Maybe the conversation has nothing at all to do with dogs. When they have finished talking, the woman starts down the aisle.The dog jumps up on the bench seat to her right. The woman pulls him down off the bench. She pushes him into the space between the bench seat and the first forward-facing row, then takes the window seat.

She is trying to get the dog to lie down. He lies down, for about five seconds. Then he’s back up and looking at all the unexplored territory behind him.

Three men board at the next stop. As each passes by, the dog has to be restrained hard to keep him from checking them out. The second man veers away and extends a “down-boy” stiff arm in the dog’s direction. The dog doesn’t even land a sniff.

The bus was almost empty at the turnaround. But I know it’s going to fill right up as we get closer into town. I’m remembering an earlier dog-on-the-bus story from when I first began riding. It wasn’t a happy story, and I am worried about how this one is going to turn out.

Another stop, another two riders. The woman has both hands on the dog’s harness. He tries to meet the new riders, but he is now more contained. But in between stops, he’s given a little more latitude, a bit of the aisle. He wants more.

And then, a few stops later, she and the dog head for the front door. A teenager is boarding, and when he sees the exuberant dog, he backs up against the handrail and pulls his arms up. I can’t tell if he’s alarmed or just having fun. The woman and dog pass by him and out to the sidewalk without incident.

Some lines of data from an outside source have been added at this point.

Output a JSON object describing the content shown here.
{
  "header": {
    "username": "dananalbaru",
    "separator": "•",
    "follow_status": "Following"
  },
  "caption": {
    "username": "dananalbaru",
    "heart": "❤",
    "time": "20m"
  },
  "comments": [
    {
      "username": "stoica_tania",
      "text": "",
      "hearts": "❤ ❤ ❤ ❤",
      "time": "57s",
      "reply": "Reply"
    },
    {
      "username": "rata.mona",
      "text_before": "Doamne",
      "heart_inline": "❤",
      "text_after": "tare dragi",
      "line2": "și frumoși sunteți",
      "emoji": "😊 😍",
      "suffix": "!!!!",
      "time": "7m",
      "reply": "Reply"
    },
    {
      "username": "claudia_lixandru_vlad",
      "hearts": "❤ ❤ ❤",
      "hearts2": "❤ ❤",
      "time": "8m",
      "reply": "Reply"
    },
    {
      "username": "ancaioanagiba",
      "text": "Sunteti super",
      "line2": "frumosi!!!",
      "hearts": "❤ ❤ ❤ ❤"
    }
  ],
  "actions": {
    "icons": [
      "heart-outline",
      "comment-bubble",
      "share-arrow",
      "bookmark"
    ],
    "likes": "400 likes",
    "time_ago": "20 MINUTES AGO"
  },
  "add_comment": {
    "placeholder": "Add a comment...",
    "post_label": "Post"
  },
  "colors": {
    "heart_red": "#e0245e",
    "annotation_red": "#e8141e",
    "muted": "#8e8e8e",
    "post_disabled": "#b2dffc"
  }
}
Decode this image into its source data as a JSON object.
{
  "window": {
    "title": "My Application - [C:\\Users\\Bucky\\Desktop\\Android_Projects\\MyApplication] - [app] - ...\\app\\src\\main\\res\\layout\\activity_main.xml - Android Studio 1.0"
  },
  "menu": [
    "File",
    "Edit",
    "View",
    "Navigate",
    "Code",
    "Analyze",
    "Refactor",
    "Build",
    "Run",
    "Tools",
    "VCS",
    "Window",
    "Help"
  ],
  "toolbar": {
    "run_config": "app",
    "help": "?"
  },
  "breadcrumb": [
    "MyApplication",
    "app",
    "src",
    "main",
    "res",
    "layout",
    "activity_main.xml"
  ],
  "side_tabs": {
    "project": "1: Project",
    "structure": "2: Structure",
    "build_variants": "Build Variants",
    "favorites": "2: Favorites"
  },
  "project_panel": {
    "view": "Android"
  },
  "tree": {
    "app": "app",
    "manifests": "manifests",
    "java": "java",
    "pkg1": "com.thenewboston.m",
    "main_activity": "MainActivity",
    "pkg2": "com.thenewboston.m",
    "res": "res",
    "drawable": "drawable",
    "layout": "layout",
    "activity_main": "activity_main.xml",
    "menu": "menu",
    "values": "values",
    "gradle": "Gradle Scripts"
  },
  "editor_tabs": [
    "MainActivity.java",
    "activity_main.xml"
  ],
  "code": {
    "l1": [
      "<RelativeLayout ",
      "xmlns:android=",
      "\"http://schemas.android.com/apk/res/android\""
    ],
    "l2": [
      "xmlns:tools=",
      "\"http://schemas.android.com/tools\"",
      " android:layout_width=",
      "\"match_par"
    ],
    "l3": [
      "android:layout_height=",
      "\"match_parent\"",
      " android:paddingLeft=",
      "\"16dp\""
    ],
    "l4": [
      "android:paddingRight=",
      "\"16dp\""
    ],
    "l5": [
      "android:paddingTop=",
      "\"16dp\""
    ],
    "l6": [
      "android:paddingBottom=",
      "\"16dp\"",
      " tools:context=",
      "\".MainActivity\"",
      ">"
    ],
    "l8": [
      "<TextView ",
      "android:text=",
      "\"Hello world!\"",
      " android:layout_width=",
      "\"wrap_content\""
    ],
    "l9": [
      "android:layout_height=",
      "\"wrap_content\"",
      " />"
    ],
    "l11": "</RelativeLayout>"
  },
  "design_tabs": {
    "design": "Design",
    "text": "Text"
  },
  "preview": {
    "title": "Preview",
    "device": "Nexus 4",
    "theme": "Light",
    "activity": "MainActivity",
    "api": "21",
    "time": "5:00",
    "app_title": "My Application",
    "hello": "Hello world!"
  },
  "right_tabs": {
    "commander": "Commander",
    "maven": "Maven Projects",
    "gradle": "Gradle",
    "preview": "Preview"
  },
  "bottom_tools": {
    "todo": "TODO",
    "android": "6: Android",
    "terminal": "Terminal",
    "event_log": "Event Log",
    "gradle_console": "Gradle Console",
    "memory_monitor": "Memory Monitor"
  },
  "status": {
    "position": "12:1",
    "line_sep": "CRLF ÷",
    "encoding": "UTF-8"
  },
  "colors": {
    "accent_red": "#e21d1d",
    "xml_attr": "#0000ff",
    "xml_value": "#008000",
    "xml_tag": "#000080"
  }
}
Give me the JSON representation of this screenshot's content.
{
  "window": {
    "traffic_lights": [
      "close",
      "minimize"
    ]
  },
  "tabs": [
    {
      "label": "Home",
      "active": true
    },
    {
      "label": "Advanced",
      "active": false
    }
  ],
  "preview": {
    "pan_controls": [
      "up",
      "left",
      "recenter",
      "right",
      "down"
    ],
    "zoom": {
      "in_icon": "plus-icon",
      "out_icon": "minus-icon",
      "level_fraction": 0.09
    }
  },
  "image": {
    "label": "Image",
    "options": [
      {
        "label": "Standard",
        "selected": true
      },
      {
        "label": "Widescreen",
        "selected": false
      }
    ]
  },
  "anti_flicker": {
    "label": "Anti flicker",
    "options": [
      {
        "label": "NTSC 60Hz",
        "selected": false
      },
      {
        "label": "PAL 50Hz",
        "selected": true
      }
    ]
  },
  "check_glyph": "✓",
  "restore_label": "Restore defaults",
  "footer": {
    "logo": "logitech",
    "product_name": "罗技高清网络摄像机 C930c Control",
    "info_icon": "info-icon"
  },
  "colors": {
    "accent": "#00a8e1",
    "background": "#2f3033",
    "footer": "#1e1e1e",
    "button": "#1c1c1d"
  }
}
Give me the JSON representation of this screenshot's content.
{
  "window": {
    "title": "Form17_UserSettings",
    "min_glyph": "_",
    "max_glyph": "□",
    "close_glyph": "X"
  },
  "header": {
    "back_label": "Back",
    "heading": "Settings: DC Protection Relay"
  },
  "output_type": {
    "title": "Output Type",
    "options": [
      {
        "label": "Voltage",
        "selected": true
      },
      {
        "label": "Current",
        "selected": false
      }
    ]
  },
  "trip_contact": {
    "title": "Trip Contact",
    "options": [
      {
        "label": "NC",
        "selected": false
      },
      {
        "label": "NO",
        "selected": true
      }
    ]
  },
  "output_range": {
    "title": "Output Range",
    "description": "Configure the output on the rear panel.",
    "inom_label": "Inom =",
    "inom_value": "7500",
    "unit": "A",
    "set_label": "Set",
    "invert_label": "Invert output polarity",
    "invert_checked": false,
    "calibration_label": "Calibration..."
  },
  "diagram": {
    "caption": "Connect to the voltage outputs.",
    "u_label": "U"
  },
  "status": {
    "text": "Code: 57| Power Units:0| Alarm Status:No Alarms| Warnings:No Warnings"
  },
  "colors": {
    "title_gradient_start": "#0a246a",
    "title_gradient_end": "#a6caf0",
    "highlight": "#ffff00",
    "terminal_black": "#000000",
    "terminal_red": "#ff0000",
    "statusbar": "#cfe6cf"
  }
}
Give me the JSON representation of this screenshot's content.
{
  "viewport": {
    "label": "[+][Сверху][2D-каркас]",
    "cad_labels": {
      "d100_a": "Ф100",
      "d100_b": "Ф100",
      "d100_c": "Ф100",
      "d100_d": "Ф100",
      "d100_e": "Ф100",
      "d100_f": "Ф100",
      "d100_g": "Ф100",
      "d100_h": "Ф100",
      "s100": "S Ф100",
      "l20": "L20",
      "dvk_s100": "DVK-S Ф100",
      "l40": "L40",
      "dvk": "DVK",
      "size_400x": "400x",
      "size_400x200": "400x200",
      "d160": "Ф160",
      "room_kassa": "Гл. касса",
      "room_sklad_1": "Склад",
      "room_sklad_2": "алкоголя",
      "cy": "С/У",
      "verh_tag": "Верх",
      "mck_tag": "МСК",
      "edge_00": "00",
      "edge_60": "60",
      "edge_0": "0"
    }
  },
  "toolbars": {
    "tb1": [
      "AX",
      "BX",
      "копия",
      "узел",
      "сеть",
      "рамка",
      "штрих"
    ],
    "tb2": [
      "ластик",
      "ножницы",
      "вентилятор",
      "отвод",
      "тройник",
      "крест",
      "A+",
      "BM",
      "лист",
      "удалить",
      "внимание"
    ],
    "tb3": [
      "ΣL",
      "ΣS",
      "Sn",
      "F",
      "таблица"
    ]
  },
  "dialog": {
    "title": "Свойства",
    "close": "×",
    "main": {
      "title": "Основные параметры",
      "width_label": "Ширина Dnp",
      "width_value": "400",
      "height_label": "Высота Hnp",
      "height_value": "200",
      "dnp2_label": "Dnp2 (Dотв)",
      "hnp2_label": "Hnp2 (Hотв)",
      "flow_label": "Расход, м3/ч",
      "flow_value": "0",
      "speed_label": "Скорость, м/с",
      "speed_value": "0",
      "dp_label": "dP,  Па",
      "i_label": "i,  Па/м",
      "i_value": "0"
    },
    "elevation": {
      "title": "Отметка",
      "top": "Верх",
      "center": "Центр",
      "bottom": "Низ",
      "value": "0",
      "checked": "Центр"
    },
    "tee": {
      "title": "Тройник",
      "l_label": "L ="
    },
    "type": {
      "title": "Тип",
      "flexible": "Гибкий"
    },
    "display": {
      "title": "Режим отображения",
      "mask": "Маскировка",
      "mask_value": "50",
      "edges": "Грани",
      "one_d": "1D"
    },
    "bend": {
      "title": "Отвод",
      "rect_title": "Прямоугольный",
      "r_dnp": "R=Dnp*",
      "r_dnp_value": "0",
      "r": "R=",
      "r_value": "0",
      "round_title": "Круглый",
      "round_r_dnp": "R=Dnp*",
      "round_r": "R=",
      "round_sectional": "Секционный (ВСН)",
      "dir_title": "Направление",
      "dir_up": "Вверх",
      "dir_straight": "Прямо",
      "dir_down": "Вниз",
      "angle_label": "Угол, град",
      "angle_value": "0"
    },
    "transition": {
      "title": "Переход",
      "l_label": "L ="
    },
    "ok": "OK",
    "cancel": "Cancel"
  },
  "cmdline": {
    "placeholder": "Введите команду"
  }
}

This is all the adventure I need for this bus trip, thank you.

__________


The photo credit link is worth checking out for the short post that accompanies the photo. The post even refers to “a bus trip to Albuquerque, New Mexico.” Nice post.


Sunday, December 27, 2015

BUS STORY # 477 (The Kindness Of Strangers)


Downloaded from Busted Halo.

My daughter lives in Brooklyn. This is the story she told me about a time she took the A train to JFK.


If you’re taking the A train to JFK airport in NYC, you want to take the route to Far Rockaway, not the route to Lefferts Boulevard. Think of it like the San Mateo bus here: if you want to get to all those office complexes south of Balloon Fiesta Park, you take the 140, not the 141.

My daughter was going to JFK when the A train pulled into her station. It was going the other way, but she was anxious to get going, and she knew she could transfer later at an above-ground station.

She’d just taken a seat and pulled her suitcase up beside her when a young man approached her asking if she was going to the airport.

Yes she was.

Ah, well, he explained, this route didn’t go to the airport, and he told her which station to get off at to get on the correct route.

She didn’t feel the need to explain herself, and simply thanked him.

He asked where she was from.

Well... She told him she was from Brooklyn and laughed a little sheepishly.

Ah, so she already knew all this.

Yes she did, but she very much appreciated his thoughtfulness and willingness to help out someone who might well have been lost.

It can be confusing, he acknowledged, and said he usually offered to help anyone he saw with a suitcase.

My daughter got off at her station. She was waiting for the train, her suitcase by her side, when she was approached by a teenaged girl who explained to her the next train coming was the train to the airport. She thanked the girl for being so helpful, and felt really good about her fellow New Yorkers.